“I didn’t care what the prize was and what project we worked on, I just wanted to understand these APIs,” said Ronan Bracken, General Manager, Incognito, about competing in TM Forum’s recent Open Hack. Did he succeed?
Bracken teamed up with four strangers, forming a team called Open Hack Water Saver, which was also the name of the solution they came up with over the 48 hour-duration of the hack. It was designed to encourage citizens to report leaks, dry plant areas and watery breeding sites for mosquitoes so that drones and IoT meters could investigate and report back.
The hackers were given access to an ecosystem platform, TM Forum’s Open API suite plus APIs from Salesforce, data from the city of Nice, and a virtual drone provided by Vodafone. Huawei also made its big data, revenue management and IES network capabilities available (you can read more about the Open Hack here). This was the first time that network slicing was exposed in any global hackathon (as far as TM Forum is aware), which is perhaps the most keenly anticipated capability from 5G.
So how did Bracken and the team fare? They won second place and received two out of the three special mentions made. Presenting the award, TM Forum’s API guru, Pierre Gauthier, stated, “We liked the application, and the use of the APIs. It’s a very useful set of platform services that could be used effectively in my country [Canada] where we face issues about water management and planning.”
Playing with API ‘toys’
Although Bracken says he enjoyed experimenting with the APIs and their possibilities, he had more serious goals in mind. He had been looking at how Incognito could leverage TM Forum’s suite of Open APIs. He says his company offers a product similar to Salesforce and Huawei, and has been keen have recognized conformance with the APIs.
The Open Hack presented a perfect opportunity not only to access the APIs, but to be able to use them with experts at hand to advise and ensure he got the most from his investment of time and effort. It also gave Bracken a good look at what some of market leaders are doing. He says the knowledge he gained will enable his company to move closer to the desired conformance with the Forum’s APIs.
Once the teams were up and running, his team made full use of the experts, including those from TM Forum and from those who’d provided the other technologies. Bracken comments, “The experts available were really committed and engaging, and really helped us in figuring out how to deliver our final solution.”

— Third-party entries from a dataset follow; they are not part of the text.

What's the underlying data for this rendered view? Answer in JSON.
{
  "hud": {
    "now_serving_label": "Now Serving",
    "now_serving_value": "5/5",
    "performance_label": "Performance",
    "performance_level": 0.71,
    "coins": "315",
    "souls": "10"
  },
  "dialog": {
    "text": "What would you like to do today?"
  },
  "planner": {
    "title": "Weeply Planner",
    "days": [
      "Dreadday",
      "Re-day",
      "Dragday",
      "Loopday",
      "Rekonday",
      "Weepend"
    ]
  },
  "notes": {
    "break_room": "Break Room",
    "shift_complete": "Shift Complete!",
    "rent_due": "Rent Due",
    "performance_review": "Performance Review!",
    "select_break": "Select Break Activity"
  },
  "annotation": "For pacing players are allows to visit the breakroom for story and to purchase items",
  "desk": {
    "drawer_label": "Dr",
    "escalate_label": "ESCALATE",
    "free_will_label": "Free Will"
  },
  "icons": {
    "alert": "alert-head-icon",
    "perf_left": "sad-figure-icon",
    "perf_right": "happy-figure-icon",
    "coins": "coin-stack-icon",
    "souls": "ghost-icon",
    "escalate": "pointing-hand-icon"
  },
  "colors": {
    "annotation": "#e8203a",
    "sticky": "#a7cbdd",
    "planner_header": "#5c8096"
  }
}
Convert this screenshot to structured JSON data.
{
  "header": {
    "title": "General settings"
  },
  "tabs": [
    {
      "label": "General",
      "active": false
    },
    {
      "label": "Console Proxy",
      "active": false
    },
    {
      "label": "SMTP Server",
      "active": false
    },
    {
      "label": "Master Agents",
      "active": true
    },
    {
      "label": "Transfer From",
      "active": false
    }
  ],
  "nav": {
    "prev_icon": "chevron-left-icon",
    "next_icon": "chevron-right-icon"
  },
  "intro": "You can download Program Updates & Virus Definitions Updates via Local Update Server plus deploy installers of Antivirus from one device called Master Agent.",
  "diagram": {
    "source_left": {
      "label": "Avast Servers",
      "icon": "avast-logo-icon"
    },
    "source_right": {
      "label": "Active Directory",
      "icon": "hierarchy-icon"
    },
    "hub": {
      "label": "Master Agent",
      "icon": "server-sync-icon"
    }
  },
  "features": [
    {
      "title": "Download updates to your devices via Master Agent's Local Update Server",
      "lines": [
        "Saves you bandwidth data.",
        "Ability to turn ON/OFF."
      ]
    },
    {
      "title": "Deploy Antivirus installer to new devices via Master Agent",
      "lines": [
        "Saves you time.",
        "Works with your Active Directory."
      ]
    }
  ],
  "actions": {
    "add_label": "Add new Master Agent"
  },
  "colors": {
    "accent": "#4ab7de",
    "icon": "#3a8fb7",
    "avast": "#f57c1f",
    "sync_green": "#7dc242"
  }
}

He adds that they found the APIs easy to use, well set up and that the considerable technologies and hacks available to the contestants made it straightforward for his team to develop their solution.
Playmates and custodians
One strand of the Open Hack was getting to grips with the technology on offer, another was forming teams to work with them on new projects. Any concerns Bracken had about going it alone and getting a project started with strangers evaporated quickly. Instead he found that although many people had arrived in ready-made teams, he was pleased by the fresh team dynamics and the diversity of skills among his team mates.
Bracken says, “It was a great way to share experience, technology and information and getting to learn stuff from each other…I found that that transition was pretty easy actually, I thought they were very welcoming, so that was handled very well.”
TM Forum’s culture of collaboration shone through in the Open Hack from beginning to end, in different ways. From Ronan’s competitor and developer viewpoint, it’s the use of technology, and the skills and experts around him that participants can really revel in.
Find out more about the Open Hack Water Saver in the presentation below. To hack with us in Vancouver on September 25-26, or for further information, find out more about the Open Hack.